[Niklas Roy] calls it his Perpetual Energy Wasting Machine, but we know it for what it truly is: a building-sized most useless machine. You’ll remember that a most useless machine is a bobble that uses clever design to turn itself off once you have turned it on. This does the same thing with the elevator of the WRO Art Center in Wroclaw, Poland. The one difference is that it continually turns itself on and off.
He rigged up a pulley system that travels through the stairwell of the building. Whenever the elevator door on the top floor opens it causes the call button on the bottom floor to be pressed. The same thing happens when the elevator reaches the ground floor. But he didn’t stop there. Since the device is just wasting electricity whenever the elevator moves without passengers in it, he added a meter to track the loss. It’s the guts of a printing calculator strapped to the inside of the car. Every time the doors open it adds to the total.

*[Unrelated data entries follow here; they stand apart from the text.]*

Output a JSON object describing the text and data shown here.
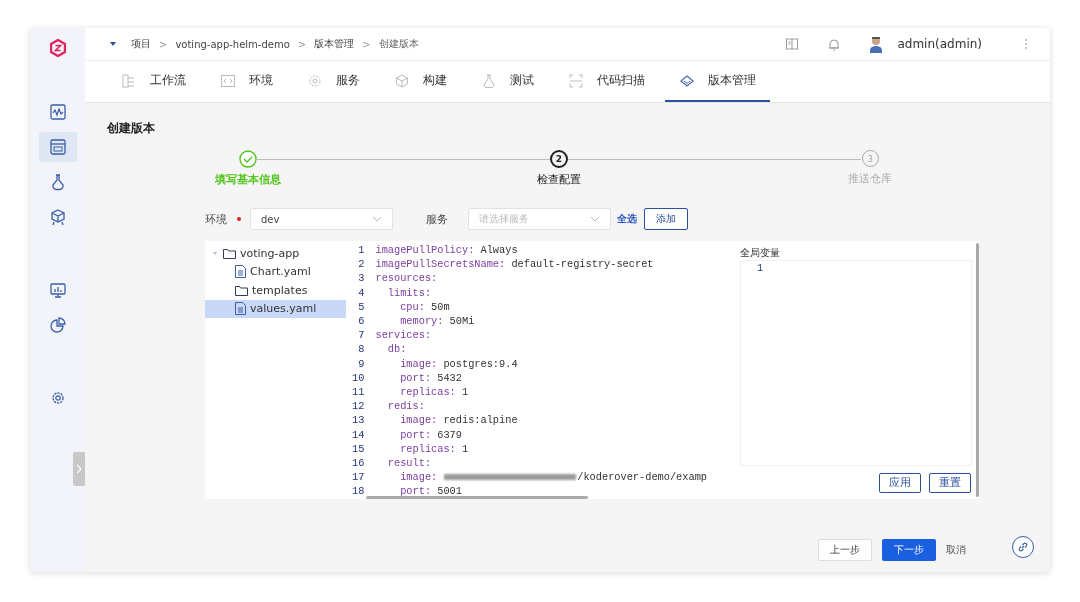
{
  "breadcrumb": [
    {
      "label": "项目"
    },
    {
      "separator": ">",
      "label": "voting-app-helm-demo"
    },
    {
      "separator": ">",
      "label": "版本管理"
    },
    {
      "separator": ">",
      "label": "创建版本"
    }
  ],
  "user": {
    "name": "admin(admin)"
  },
  "sidebar": {
    "items": [
      {
        "selected": false
      },
      {
        "selected": true
      },
      {
        "selected": false
      },
      {
        "selected": false
      },
      {
        "selected": false
      },
      {
        "selected": false
      },
      {
        "selected": false
      }
    ]
  },
  "tabs": [
    {
      "label": "工作流",
      "selected": false
    },
    {
      "label": "环境",
      "selected": false
    },
    {
      "label": "服务",
      "selected": false
    },
    {
      "label": "构建",
      "selected": false
    },
    {
      "label": "测试",
      "selected": false
    },
    {
      "label": "代码扫描",
      "selected": false
    },
    {
      "label": "版本管理",
      "selected": true
    }
  ],
  "page_title": "创建版本",
  "steps": [
    {
      "label": "填写基本信息",
      "kind": "done"
    },
    {
      "number": "2",
      "label": "检查配置",
      "kind": "current"
    },
    {
      "number": "3",
      "label": "推送仓库",
      "kind": "pending"
    }
  ],
  "form": {
    "env_label": "环境",
    "env_required": true,
    "env_value": "dev",
    "service_label": "服务",
    "service_placeholder": "请选择服务",
    "select_all": "全选",
    "add_button": "添加"
  },
  "file_tree": [
    {
      "name": "voting-app",
      "kind": "folder",
      "expanded": true,
      "selected": false,
      "children": [
        {
          "name": "Chart.yaml",
          "kind": "file",
          "selected": false
        },
        {
          "name": "templates",
          "kind": "folder",
          "selected": false
        },
        {
          "name": "values.yaml",
          "kind": "file",
          "selected": true
        }
      ]
    }
  ],
  "code_lines": [
    {
      "n": "1",
      "text": "imagePullPolicy: Always"
    },
    {
      "n": "2",
      "text": "imagePullSecretsName: default-registry-secret"
    },
    {
      "n": "3",
      "text": "resources:"
    },
    {
      "n": "4",
      "text": "  limits:"
    },
    {
      "n": "5",
      "text": "    cpu: 50m"
    },
    {
      "n": "6",
      "text": "    memory: 50Mi"
    },
    {
      "n": "7",
      "text": "services:"
    },
    {
      "n": "8",
      "text": "  db:"
    },
    {
      "n": "9",
      "text": "    image: postgres:9.4"
    },
    {
      "n": "10",
      "text": "    port: 5432"
    },
    {
      "n": "11",
      "text": "    replicas: 1"
    },
    {
      "n": "12",
      "text": "  redis:"
    },
    {
      "n": "13",
      "text": "    image: redis:alpine"
    },
    {
      "n": "14",
      "text": "    port: 6379"
    },
    {
      "n": "15",
      "text": "    replicas: 1"
    },
    {
      "n": "16",
      "text": "  result:"
    },
    {
      "n": "17",
      "text": "    image:",
      "redacted": true,
      "text_after": "/koderover-demo/examp"
    },
    {
      "n": "18",
      "text": "    port: 5001"
    }
  ],
  "global_vars": {
    "title": "全局变量",
    "lines": [
      "1"
    ],
    "apply_button": "应用",
    "reset_button": "重置"
  },
  "footer": {
    "prev_button": "上一步",
    "next_button": "下一步",
    "cancel_button": "取消"
  }
}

You can see the installation in the video clip after the jump.
Well, it’s June 23rd, and still no dongle from EFiX. Despite a new product page on the company’s site, the OS X installing dongle is still not available for purchase. The USB dongle is supposed to facilitate the installation of Mac OS X by booting the Leopard install DVD on PCs, but so far no one has been able to verify this claim as no one has one of these in their hands yet. We’ve been covering this story since the beginning, and we’ll be sure to let you know when you can actually buy one of these.
The MIT Mobile Experience lab has just developed this ambitious interactive installation called The Cloud. Located in Firenze, Italy, The Cloud is a sort of sculpture with over 15,000 LEDs and several miles of fiber optics. The tips of the fibers glow, but they also change colors in response to human interaction, including touching it or standing near it. The Cloud uses a combination of proximity and touch sensors to achieve this. It also has two cameras and a microphone, which allows it draw input from various sources and output a much richer, more organic response.
Do you remember the solenoid concert that used a sequencer to control several solenoids striking different surfaces? Musician David Byrne has taken the concept and executed it on a much larger scale with his “Playing the Building” installation in an old municipal ferry terminal in New York. Devices that bang the girders, rattle the rafters, and blow through the pipes of the building are attached to the only object inside, a weathered pipeorgan. Every key is wired to different device in the building, each producing a unique sound. Attendees are invited to fiddle with keys of the organ to produce sounds from the building’s various materials, thus playing the building like an instrument. Here’s a video from the installation.